On April 4, the winners of the First International Data Analysis Olympiad (IDAO) were announced. The event was organized by the HSE Faculty of Computer Science, Yandex, and Harbour.Space University (Barcelona) with the support of Sberbank. Magic City team from St. Petersburg took out first prize, a team from the Ukraine came second, and the Apex team from Belarus came third.
On February 20, the first online stage of the International Data Analysis Olympiad (IDAO) was completed. IDAO was organised by the Faculty of Computer Science of the Higher School of Economics in partnership with Harbour.Space University (Barcelona), Yandex and with the Gold sponsor, Sberbank.
Registration is now open for the Open Doors: Russian Scholarship Project, Russia’s first competition for international students applying to Master’s programmes. With registration open until January 15, 2018, the competition consists of two remote stages: a portfolio contest and an online contest. The first stage will take place from December 1 to January 15.
The winners are ‘d notation’, an app that is capable of imputing sheet music and learning music notation on smartphones, tablets and interactive whiteboards (from St. Petersburg), and Dysgraph, an online service that’s used to diagnose and treat dysgraphia in children (from Krasnoyarsk).
Elizaveta Povalyaeva, Artem Fomenko and Ismail Khamitov, fourth-year students of Software Engineering, took first place in the student category at the BPI Challenge 2017, a business process analysis competition.
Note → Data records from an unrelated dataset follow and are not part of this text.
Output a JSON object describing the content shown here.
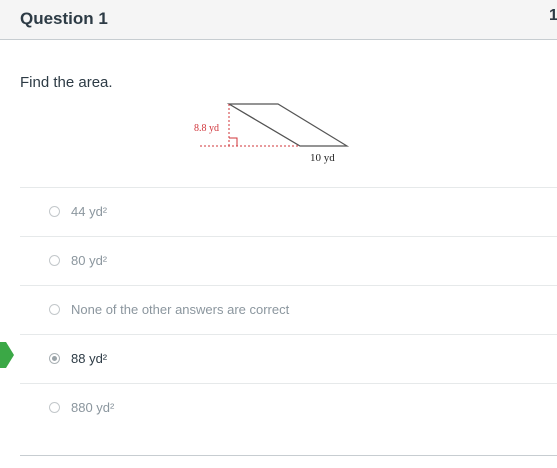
{
  "question": {
    "title": "Question 1",
    "points_partial": "1",
    "prompt": "Find the area.",
    "figure": {
      "height_label": "8.8 yd",
      "base_label": "10 yd"
    }
  },
  "answers": [
    {
      "label": "44 yd²",
      "selected": false
    },
    {
      "label": "80 yd²",
      "selected": false
    },
    {
      "label": "None of the other answers are correct",
      "selected": false
    },
    {
      "label": "88 yd²",
      "selected": true
    },
    {
      "label": "880 yd²",
      "selected": false
    }
  ],
  "colors": {
    "correct_marker": "#3ba846",
    "dimension_red": "#d0343a"
  }
}
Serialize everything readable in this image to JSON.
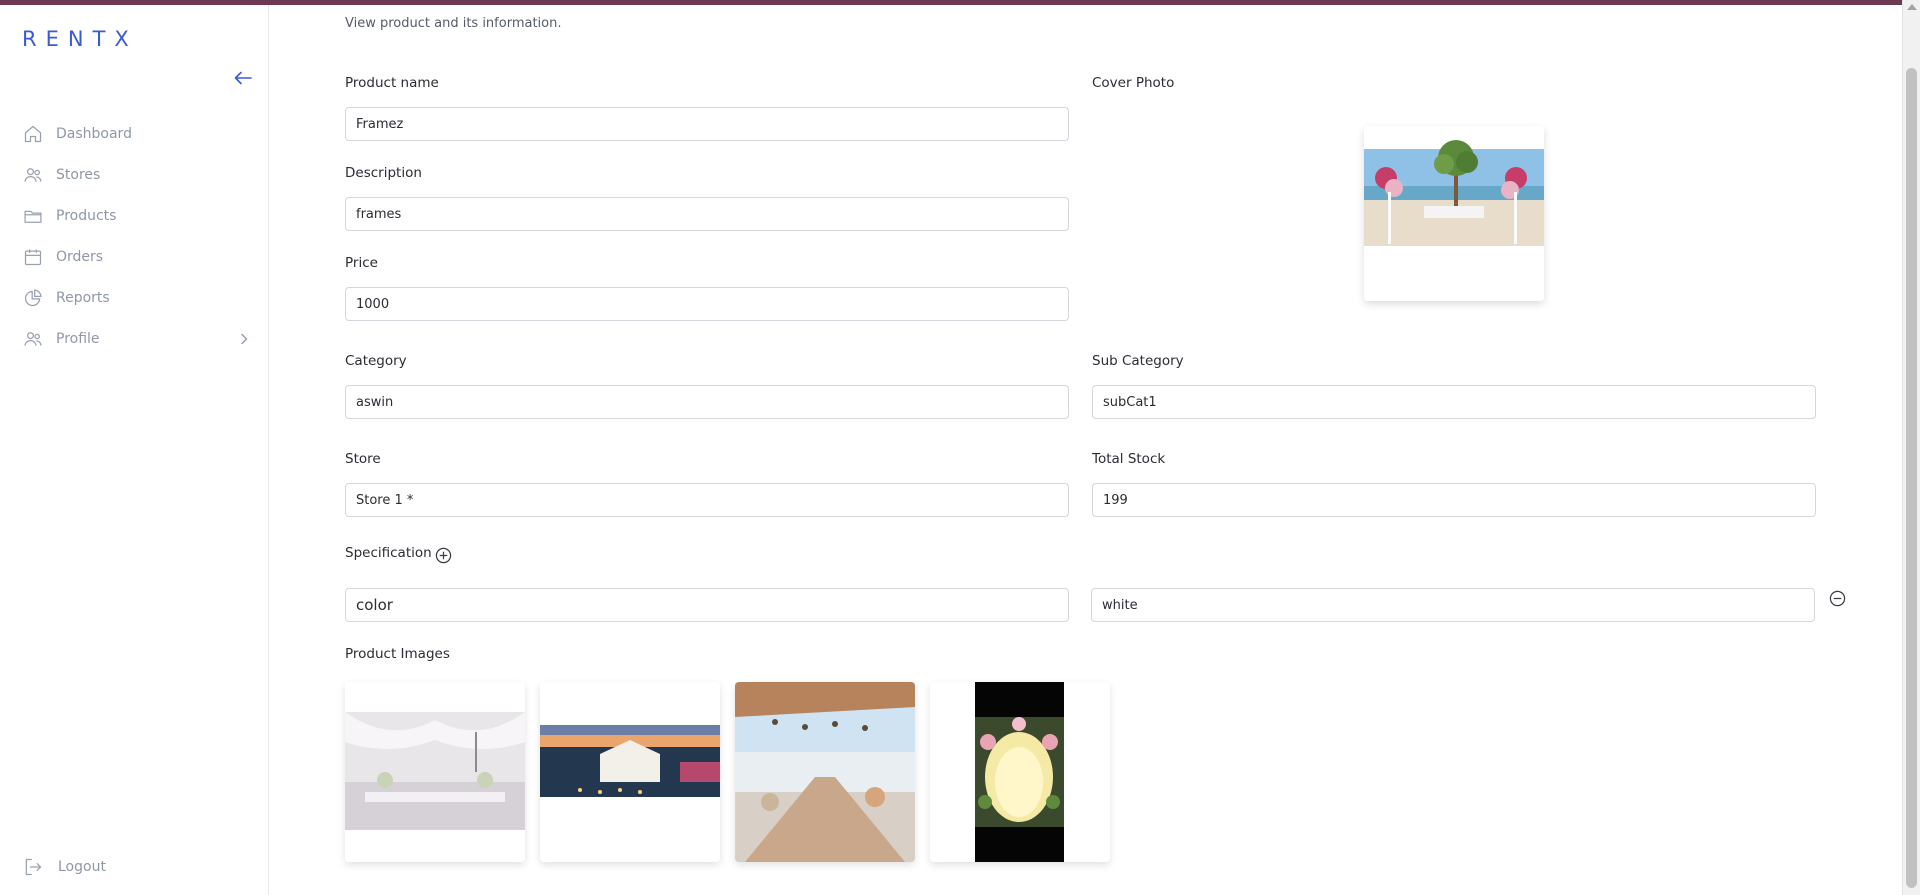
{
  "brand": {
    "logo_text": "RENTX",
    "accent_color": "#3b5bd6",
    "topbar_color": "#6b3a52"
  },
  "sidebar": {
    "collapse_icon": "arrow-left-icon",
    "items": [
      {
        "label": "Dashboard",
        "icon": "home-icon"
      },
      {
        "label": "Stores",
        "icon": "users-icon"
      },
      {
        "label": "Products",
        "icon": "folder-icon"
      },
      {
        "label": "Orders",
        "icon": "calendar-icon"
      },
      {
        "label": "Reports",
        "icon": "pie-chart-icon"
      },
      {
        "label": "Profile",
        "icon": "user-group-icon",
        "has_submenu": true
      }
    ],
    "logout_label": "Logout"
  },
  "page": {
    "subtitle": "View product and its information."
  },
  "form": {
    "product_name": {
      "label": "Product name",
      "value": "Framez"
    },
    "description": {
      "label": "Description",
      "value": "frames"
    },
    "price": {
      "label": "Price",
      "value": "1000"
    },
    "cover_photo": {
      "label": "Cover Photo"
    },
    "category": {
      "label": "Category",
      "value": "aswin"
    },
    "sub_category": {
      "label": "Sub Category",
      "value": "subCat1"
    },
    "store": {
      "label": "Store",
      "value": "Store 1 *"
    },
    "total_stock": {
      "label": "Total Stock",
      "value": "199"
    },
    "specification": {
      "label": "Specification",
      "rows": [
        {
          "key": "color",
          "value": "white"
        }
      ]
    },
    "product_images": {
      "label": "Product Images"
    }
  }
}
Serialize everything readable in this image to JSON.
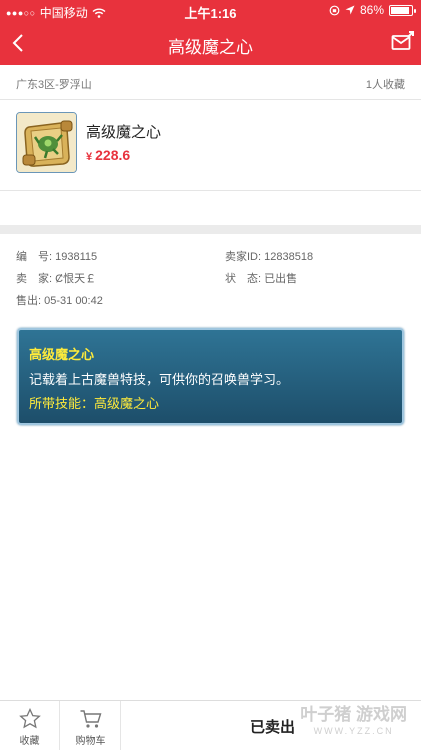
{
  "status_bar": {
    "carrier": "中国移动",
    "time": "上午1:16",
    "battery": "86%",
    "signal_icon": "signal-dots-icon",
    "wifi_icon": "wifi-icon",
    "location_icon": "location-arrow-icon"
  },
  "nav": {
    "title": "高级魔之心",
    "back_icon": "chevron-left-icon",
    "mail_icon": "envelope-icon"
  },
  "server": {
    "name": "广东3区-罗浮山",
    "favorites": "1人收藏"
  },
  "item": {
    "name": "高级魔之心",
    "currency": "¥",
    "price": "228.6",
    "icon": "scroll-item-icon"
  },
  "details": {
    "id_label": "编　号:",
    "id_value": "1938115",
    "seller_id_label": "卖家ID:",
    "seller_id_value": "12838518",
    "seller_label": "卖　家:",
    "seller_value": "Ȼ恨天￡",
    "status_label": "状　态:",
    "status_value": "已出售",
    "sold_label": "售出:",
    "sold_value": "05-31 00:42"
  },
  "skill_box": {
    "title": "高级魔之心",
    "description": "记载着上古魔兽特技，可供你的召唤兽学习。",
    "skill_line": "所带技能：高级魔之心"
  },
  "bottom": {
    "favorite_label": "收藏",
    "cart_label": "购物车",
    "sold_label": "已卖出",
    "watermark_main": "叶子猪",
    "watermark_sub": "游戏网",
    "watermark_url": "WWW.YZZ.CN"
  },
  "colors": {
    "brand_red": "#e8323d",
    "skill_bg": "#2f7495",
    "skill_highlight": "#ffeb3b"
  }
}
They presented their solution at the 13th International Workshop on Business Process Intelligence 2017 and are the first students from Russia to participate in the event and win, with the highest-ever number of projects participating in the competition.